Indeed, Butler’s Office of Student Affairs is defined on the Butler website as, “Striving to integrate educational experiences into a campus setting with opportunities, challenges, and services that promote a student’s development as a total person. Whether it’s helping you find your place, get involved, or feel your best, our staff is happy to enrich your Butler experience beyond the classroom.” 

To Ross, those collaborations are all about approaching the whole student and every student. 

“We talk about a transformative experience, and I want to make sure we are including all students in that experience,” he said, pointing to conversations as diverse as “Tell me about the day of a typical first-year dance major?” to “How are commuter students making connections on campus?” “It’s all about understanding the culture as a whole at Butler,” Ross said. 

While Ross may be a long way from rural Southern Indiana where he was raised, those lessons of “scrappiness” — as he calls it — are evident. He’s not afraid to walk a different path, literally, admitting his comfortable office isn’t his favorite place to get things done. 

“I don’t feel particularly productive holed up in here,” he said motioning to the tree-lined sidewalk outside his window. “I have office hours in other buildings so 

“If we aren’t willing to articulate our own failures and how we can do better next time, how can we expect students to do the same? You can’t take students somewhere you can’t take yourself.” 

I can get to better know students and faculty. I find having walking meetings is a great way to break down barriers and allow people to think openly.” 

If Ross has an entrepreneurial calling card per se, it’s his dedication to encouraging a free flow of ideas. He identifies with the importance of failure in innovation and believes its integral to the mission of his office to embrace it as well. He recounts a “get to know you” exercise he conducted with Student Affairs leaders early in his days at Butler that sounds like a page out of the Fast Company playbook. 
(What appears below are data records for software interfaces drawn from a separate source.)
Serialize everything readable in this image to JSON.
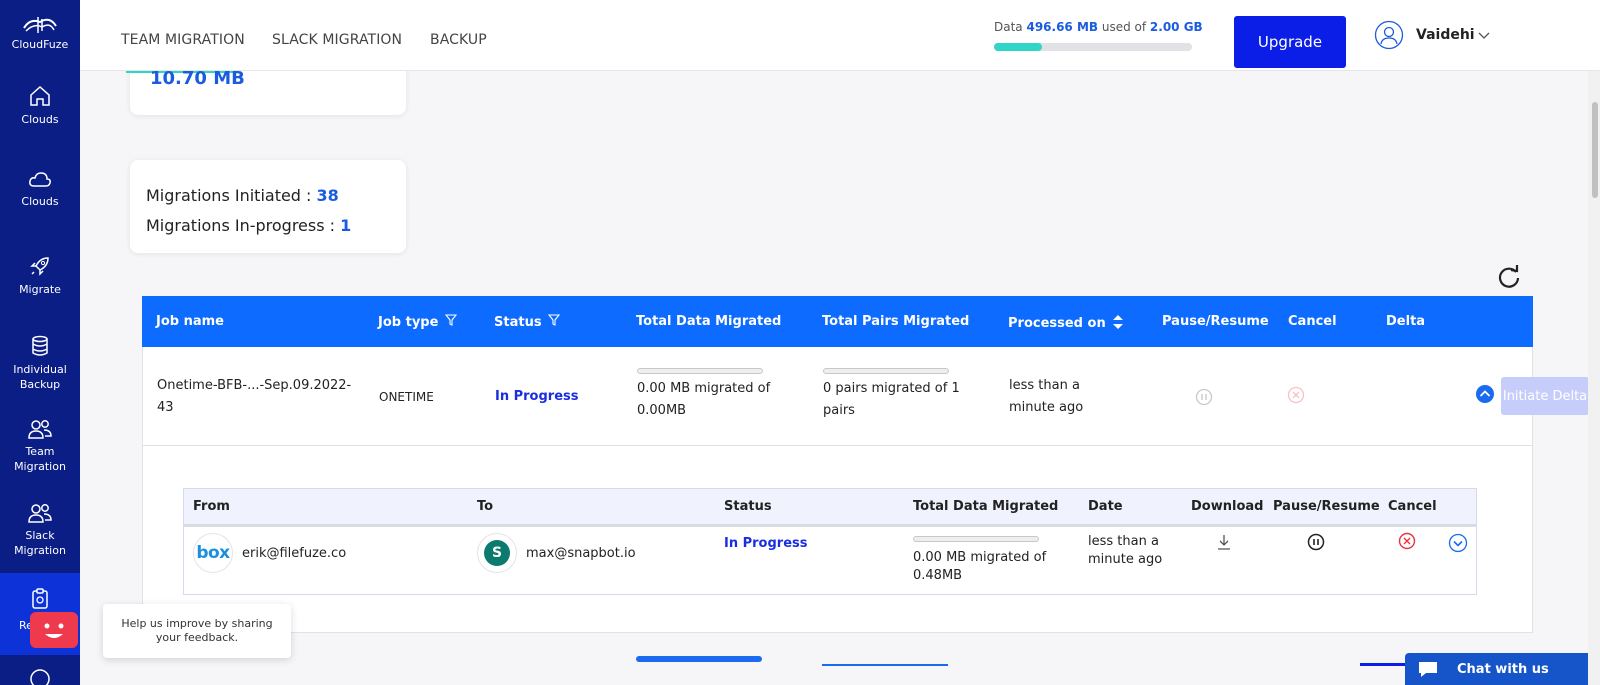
{
  "app": {
    "brand": "CloudFuze"
  },
  "sidebar": {
    "items": [
      {
        "label": "Clouds",
        "icon": "home-icon"
      },
      {
        "label": "Clouds",
        "icon": "cloud-icon"
      },
      {
        "label": "Migrate",
        "icon": "rocket-icon"
      },
      {
        "label": "Individual Backup",
        "icon": "database-icon"
      },
      {
        "label": "Team Migration",
        "icon": "users-icon"
      },
      {
        "label": "Slack Migration",
        "icon": "users-icon"
      },
      {
        "label": "Re",
        "icon": "report-icon"
      }
    ]
  },
  "header": {
    "tabs": [
      "TEAM MIGRATION",
      "SLACK MIGRATION",
      "BACKUP"
    ],
    "storage": {
      "prefix": "Data ",
      "used": "496.66 MB",
      "middle": " used of ",
      "total": "2.00 GB",
      "fraction": 0.24
    },
    "upgrade_label": "Upgrade",
    "user_name": "Vaidehi"
  },
  "summary": {
    "size_value": "10.70 MB",
    "initiated_label": "Migrations Initiated : ",
    "initiated_value": "38",
    "inprogress_label": "Migrations In-progress : ",
    "inprogress_value": "1"
  },
  "jobs_table": {
    "headers": [
      "Job name",
      "Job type",
      "Status",
      "Total Data Migrated",
      "Total Pairs Migrated",
      "Processed on",
      "Pause/Resume",
      "Cancel",
      "Delta"
    ],
    "rows": [
      {
        "job_name_1": "Onetime-BFB-...-Sep.09.2022-",
        "job_name_2": "43",
        "job_type": "ONETIME",
        "status": "In Progress",
        "data_1": "0.00 MB migrated of",
        "data_2": "0.00MB",
        "pairs_1": "0 pairs migrated of 1",
        "pairs_2": "pairs",
        "processed_1": "less than a",
        "processed_2": "minute ago",
        "delta_label": "Initiate Delta"
      }
    ]
  },
  "pairs_table": {
    "headers": [
      "From",
      "To",
      "Status",
      "Total Data Migrated",
      "Date",
      "Download",
      "Pause/Resume",
      "Cancel"
    ],
    "rows": [
      {
        "from_email": "erik@filefuze.co",
        "from_logo": "box",
        "to_email": "max@snapbot.io",
        "to_logo": "S",
        "status": "In Progress",
        "data_1": "0.00 MB migrated of",
        "data_2": "0.48MB",
        "date_1": "less than a",
        "date_2": "minute ago"
      }
    ]
  },
  "feedback": {
    "text": "Help us improve by sharing your feedback."
  },
  "chat": {
    "label": "Chat with us"
  },
  "colors": {
    "sidebar": "#0b1e86",
    "accent": "#0d6bff",
    "upgrade": "#0a1ee8",
    "teal": "#2fd6c7"
  }
}
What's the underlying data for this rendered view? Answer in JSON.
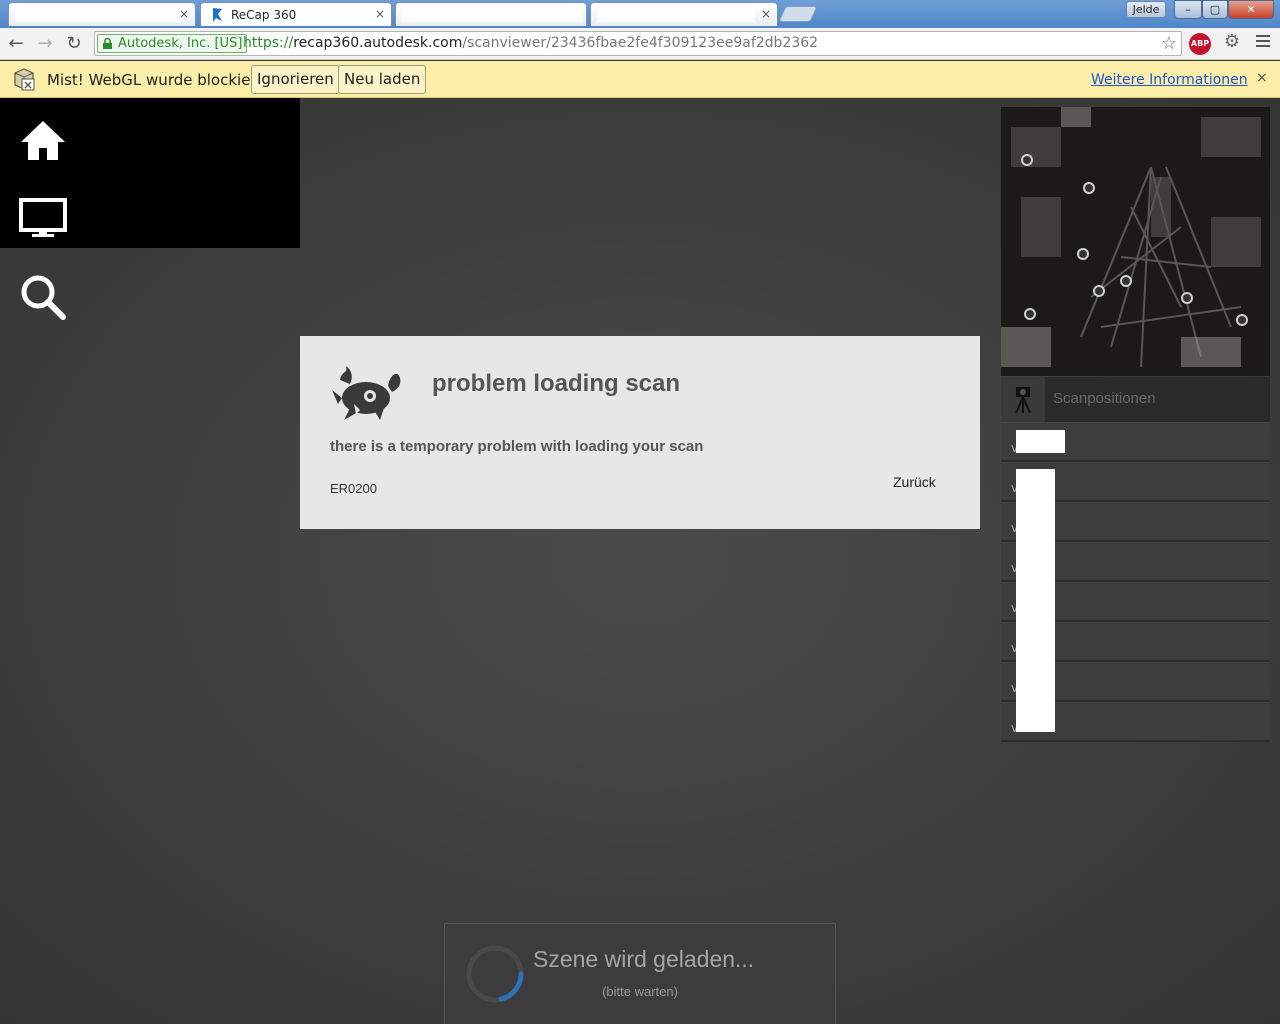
{
  "browser": {
    "tabs": [
      {
        "title": "",
        "active": false
      },
      {
        "title": "ReCap 360",
        "active": true
      },
      {
        "title": "",
        "active": false
      },
      {
        "title": "",
        "active": false
      }
    ],
    "tab_close_glyph": "×",
    "user_name": "Jelde",
    "window_buttons": {
      "minimize": "–",
      "maximize": "▢",
      "close": "✕"
    },
    "ev_label": "Autodesk, Inc. [US]",
    "url": {
      "scheme": "https://",
      "host": "recap360.autodesk.com",
      "path": "/scanviewer/23436fbae2fe4f309123ee9af2db2362"
    },
    "extensions": {
      "abp_label": "ABP"
    }
  },
  "infobar": {
    "message": "Mist! WebGL wurde blockiert.",
    "ignore_label": "Ignorieren",
    "reload_label": "Neu laden",
    "more_info_label": "Weitere Informationen",
    "close_glyph": "×"
  },
  "sidebar": {
    "items": [
      {
        "icon": "home-icon"
      },
      {
        "icon": "monitor-icon"
      },
      {
        "icon": "search-icon"
      }
    ]
  },
  "dialog": {
    "title": "problem loading scan",
    "message": "there is a temporary problem with loading your scan",
    "error_code": "ER0200",
    "back_label": "Zurück"
  },
  "scan_panel": {
    "title": "Scanpositionen",
    "rows": [
      "v",
      "v",
      "v",
      "v",
      "v",
      "v",
      "v",
      "v"
    ]
  },
  "loading": {
    "title": "Szene wird geladen...",
    "subtitle": "(bitte warten)"
  },
  "colors": {
    "viewer_bg": "#3c3c3c",
    "dialog_bg": "#e7e7e7",
    "infobar_bg": "#fbeea8",
    "spinner_accent": "#2f6fb5"
  }
}
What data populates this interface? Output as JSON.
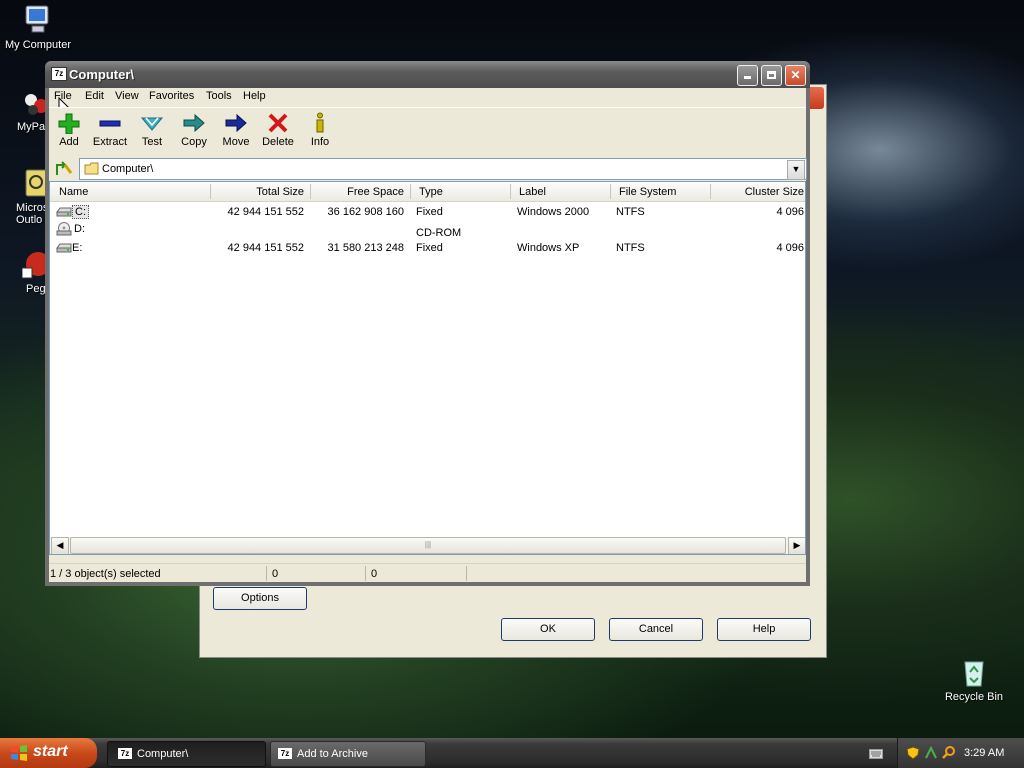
{
  "desktop": {
    "icons": [
      {
        "label": "My Computer"
      },
      {
        "label": "MyPa"
      },
      {
        "label": "Micros Outlo"
      },
      {
        "label": "Peg"
      },
      {
        "label": "Recycle Bin"
      }
    ]
  },
  "back_dialog": {
    "options_label": "Options",
    "ok_label": "OK",
    "cancel_label": "Cancel",
    "help_label": "Help"
  },
  "window": {
    "title": "Computer\\",
    "icon_text": "7z",
    "menu": [
      "File",
      "Edit",
      "View",
      "Favorites",
      "Tools",
      "Help"
    ],
    "toolbar": [
      {
        "label": "Add",
        "icon": "add-icon",
        "color": "#22b022"
      },
      {
        "label": "Extract",
        "icon": "extract-icon",
        "color": "#1f2fb0"
      },
      {
        "label": "Test",
        "icon": "test-icon",
        "color": "#3fb0c8"
      },
      {
        "label": "Copy",
        "icon": "copy-icon",
        "color": "#2a8a8a"
      },
      {
        "label": "Move",
        "icon": "move-icon",
        "color": "#1a2a9a"
      },
      {
        "label": "Delete",
        "icon": "delete-icon",
        "color": "#d01818"
      },
      {
        "label": "Info",
        "icon": "info-icon",
        "color": "#c8b800"
      }
    ],
    "address": "Computer\\",
    "columns": [
      "Name",
      "Total Size",
      "Free Space",
      "Type",
      "Label",
      "File System",
      "Cluster Size"
    ],
    "rows": [
      {
        "name": "C:",
        "total": "42 944 151 552",
        "free": "36 162 908 160",
        "type": "Fixed",
        "label": "Windows 2000",
        "fs": "NTFS",
        "cluster": "4 096",
        "selected": true,
        "icon": "hard-drive-icon"
      },
      {
        "name": "D:",
        "total": "",
        "free": "",
        "type": "CD-ROM",
        "label": "",
        "fs": "",
        "cluster": "",
        "selected": false,
        "icon": "cdrom-drive-icon"
      },
      {
        "name": "E:",
        "total": "42 944 151 552",
        "free": "31 580 213 248",
        "type": "Fixed",
        "label": "Windows XP",
        "fs": "NTFS",
        "cluster": "4 096",
        "selected": false,
        "icon": "hard-drive-icon"
      }
    ],
    "status": {
      "selection": "1 / 3 object(s) selected",
      "size": "0",
      "packed": "0"
    }
  },
  "taskbar": {
    "start_label": "start",
    "tasks": [
      {
        "label": "Computer\\",
        "icon_text": "7z",
        "active": true
      },
      {
        "label": "Add to Archive",
        "icon_text": "7z",
        "active": false
      }
    ],
    "clock": "3:29 AM"
  }
}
“I asked them to answer three questions: 1) What did you do well last year? 2) Tell me something from your personal life you’re proud of, and 3) What was something you didn’t do well last year that you would call a failure? Failure is an important part of learning, as it is an important part of entrepreneurship,” he said. “If we aren’t willing to articulate our own failures and how we can do better next time, how can we expect students to do the same? You can’t take students somewhere you can’t take yourself.” 

Ross believes it’s the responsibility of a Student Affairs professional to nurture the willingness to try resilience in the face of failure within a safe and encouraging environment. “Our profession is grounded in theory—we know when to push and when to pull. We want students to learn from their experiences,” he said. 

While he harkens to the roots of his profession being traced all the way to 1636 at the founding of Harvard, he points to the incredible possibilities in the future, Frank Ross with studentsparticularly as it pertains to the digital space. “Social media has provided a great way to enhance access to students and a way for them to reach out to us,” he said. “Parents are able to engage with us via Twitter or Facebook Messenger. There’s no longer that 8-to- 5 limitation of office hours. Our students’ schedules are different. Responsiveness to students means reaching them where they are … and a great use of technology.” 

As Ross learns more about the inner workings of Butler’s culture, he will be instituting new programs and practices based on his findings as well as past experiences. He has been active in numerous leadership roles with NASPA, the leading association for the Student Affairs profession, including serving on its Board of Directors. That involvement has given him a front seat to innovative practices at institutions of higher education throughout the country. 

“What’s important to me as a professional is a commitment to emerging best practices. It’s not always about reinventing the wheel,” he said. “It doesn’t have to be universities just like Butler—there are both large research institutions and community colleges that are doing some great things in Student Affairs.” 

What’s the entrepreneurial bottom line on innovation for Ross? “Innovation and creativity should be at the heart of what we do in Student Affairs. It isn’t just trying new things. You have to stop saying “no” and instead, give your team the space and encouragement to share their good ideas.”